Strengthen your pelvic floor by contracting your Kegel muscles daily. Kegel muscles are the ones you use to stop your urine mid-stream. Don't exercise while urinating, but during any other time of the day (when you're sitting at traffic lights, on the phone, or at your desk) squeeze them and hold for a beat or do fast fluttering contractions. Shoot for 100 a day. Exercises that strengthen your transverse abdominals, the deep abdominal muscles that support your torso, will also help tighten your pelvic floor. There are even special exercise devices that resemble a vibrator and are designed to help you do Kegels correctly.
This content originally appeared on doctoroz.com
The pelvic floor is a bowl of muscles that wraps around from your pubic bone in the front to your tail bone in the back. You can strengthen these muscles to improve bowel and bladder control.

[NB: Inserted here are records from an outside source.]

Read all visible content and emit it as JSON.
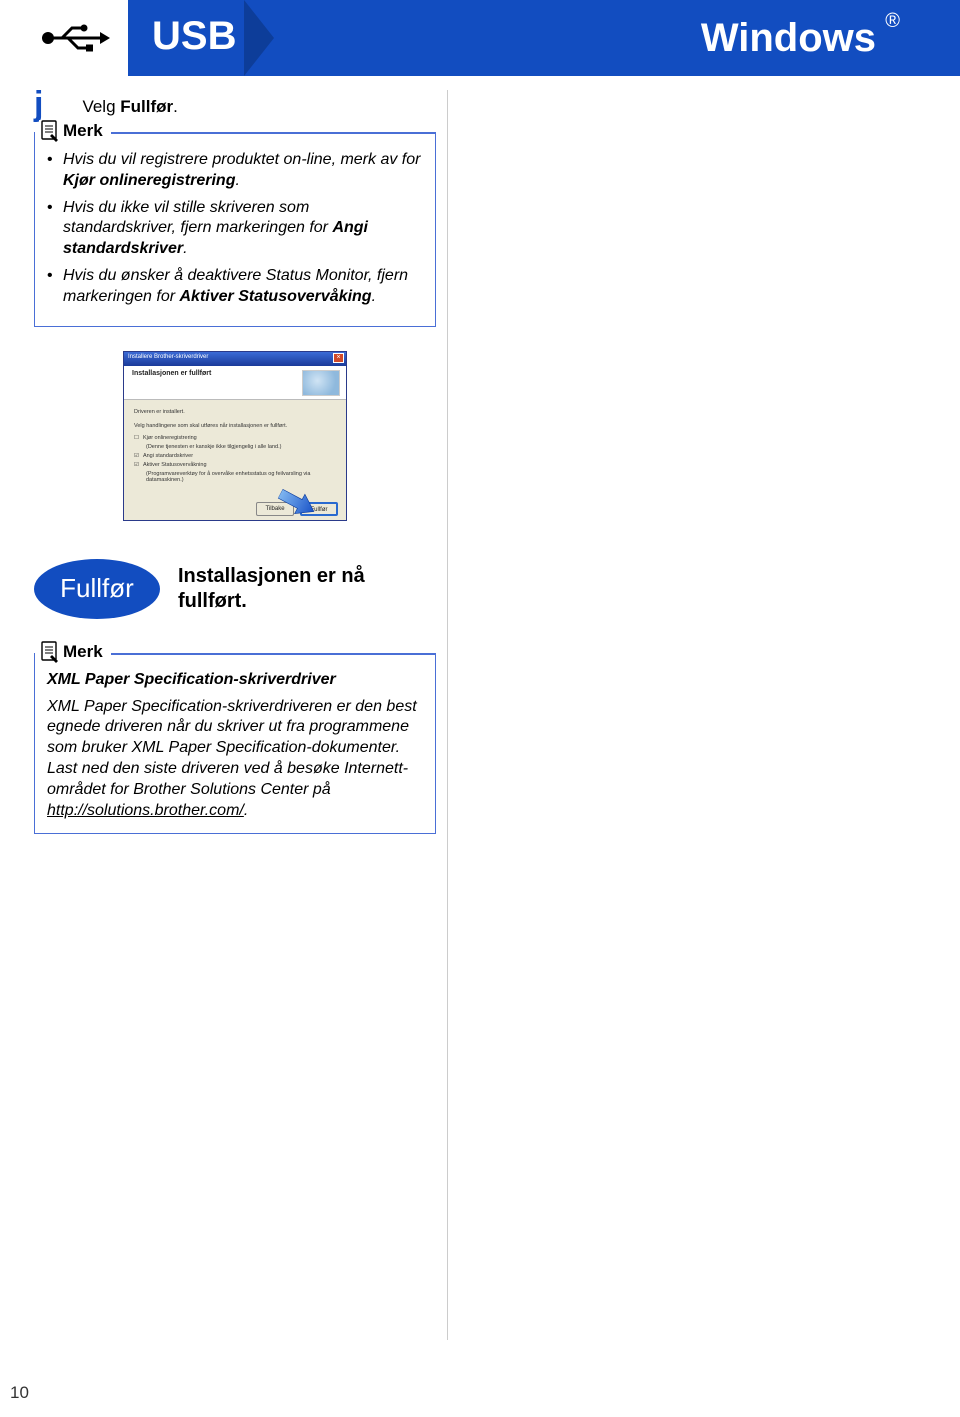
{
  "header": {
    "usb_label": "USB",
    "os_label": "Windows",
    "reg_mark": "®"
  },
  "step": {
    "letter": "j",
    "text_prefix": "Velg ",
    "text_bold": "Fullfør",
    "text_suffix": "."
  },
  "note1": {
    "label": "Merk",
    "bullets": [
      {
        "pre": "Hvis du vil registrere produktet on-line, merk av for ",
        "bold": "Kjør onlineregistrering",
        "post": "."
      },
      {
        "pre": "Hvis du ikke vil stille skriveren som standardskriver, fjern markeringen for ",
        "bold": "Angi standardskriver",
        "post": "."
      },
      {
        "pre": "Hvis du ønsker å deaktivere Status Monitor, fjern markeringen for ",
        "bold": "Aktiver Statusovervåking",
        "post": "."
      }
    ]
  },
  "screenshot": {
    "title": "Installere Brother-skriverdriver",
    "subtitle": "Installasjonen er fullført",
    "line1": "Driveren er installert.",
    "line2": "Velg handlingene som skal utføres når installasjonen er fullført.",
    "opt1": "Kjør onlineregistrering",
    "opt1_sub": "(Denne tjenesten er kanskje ikke tilgjengelig i alle land.)",
    "opt2": "Angi standardskriver",
    "opt3": "Aktiver Statusovervåkning",
    "opt3_sub": "(Programvareverktøy for å overvåke enhetsstatus og feilvarsling via datamaskinen.)",
    "btn_back": "Tilbake",
    "btn_finish": "Fullfør"
  },
  "done": {
    "badge": "Fullfør",
    "text": "Installasjonen er nå fullført."
  },
  "note2": {
    "label": "Merk",
    "title": "XML Paper Specification-skriverdriver",
    "body_pre": "XML Paper Specification-skriverdriveren er den best egnede driveren når du skriver ut fra programmene som bruker XML Paper Specification-dokumenter. Last ned den siste driveren ved å besøke Internett-området for Brother Solutions Center på ",
    "link": "http://solutions.brother.com/",
    "body_post": "."
  },
  "page_number": "10"
}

To do a pelvic floor muscle contraction, pretend that there is an elevator in your vagina or anus. Start with the elevator on the ground floor, and then tighten and lift the muscles to bring the elevator up to the fifth floor. Hold it there for five seconds and then bring the elevator up to the 10th floor and hold for another five seconds. When you have completed the squeeze, make sure to bring the elevator all the way to the basement and leave it there for 10 seconds because relaxation is just as important as contraction of these muscles.
Start doing these exercises while lying in bed or on the floor. When you get better at them, you can do them sitting and standing. Do not do these exercises on the toilet because you should be relaxing these muscles when you are evacuating urine or stool.
If necessary, ask your doctor for a referral to see a physical therapist who is certified in pelvic floor muscle training. A pelvic floor physical therapist can coach you in your pelvic floor strengthening (Kegel exercises) and can also perform biofeedback, which improves your awareness of what is happening in the bowels.
Important: This content reflects information from various individuals and organizations and may offer alternative or opposing points of view. It should not be used for medical advice, diagnosis or treatment. As always, you should consult with your healthcare provider about your specific health needs.